__WHAT TO DO__: Count how many lines in the data hold the word "heading", and give that number alone.

__Interface dataset entries__:
§ §

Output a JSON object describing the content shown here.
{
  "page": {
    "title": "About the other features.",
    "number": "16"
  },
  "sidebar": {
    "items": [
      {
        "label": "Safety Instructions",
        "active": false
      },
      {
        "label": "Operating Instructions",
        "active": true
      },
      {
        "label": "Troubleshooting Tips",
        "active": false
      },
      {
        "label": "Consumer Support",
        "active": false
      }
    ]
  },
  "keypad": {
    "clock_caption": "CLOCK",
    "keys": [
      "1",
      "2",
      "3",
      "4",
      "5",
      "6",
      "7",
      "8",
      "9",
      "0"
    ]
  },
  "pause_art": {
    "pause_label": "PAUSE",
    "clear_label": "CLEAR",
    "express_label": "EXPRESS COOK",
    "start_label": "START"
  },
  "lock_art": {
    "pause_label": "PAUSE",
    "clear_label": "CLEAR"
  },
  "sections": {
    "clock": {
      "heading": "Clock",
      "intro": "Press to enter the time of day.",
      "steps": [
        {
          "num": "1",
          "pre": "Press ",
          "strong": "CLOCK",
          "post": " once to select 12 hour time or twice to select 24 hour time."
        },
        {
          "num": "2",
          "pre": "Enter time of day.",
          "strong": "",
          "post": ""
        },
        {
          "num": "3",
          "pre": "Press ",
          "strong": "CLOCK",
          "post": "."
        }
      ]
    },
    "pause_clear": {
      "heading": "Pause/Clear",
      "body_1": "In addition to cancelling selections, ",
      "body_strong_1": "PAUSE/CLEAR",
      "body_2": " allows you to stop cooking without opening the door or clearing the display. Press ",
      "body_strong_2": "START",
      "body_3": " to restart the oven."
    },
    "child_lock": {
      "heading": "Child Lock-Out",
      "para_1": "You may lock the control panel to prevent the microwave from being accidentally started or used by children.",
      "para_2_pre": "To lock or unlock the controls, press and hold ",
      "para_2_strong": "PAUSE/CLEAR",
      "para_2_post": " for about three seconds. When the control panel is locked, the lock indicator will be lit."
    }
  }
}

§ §

__RESPONSE TO THE EXERCISE__: 3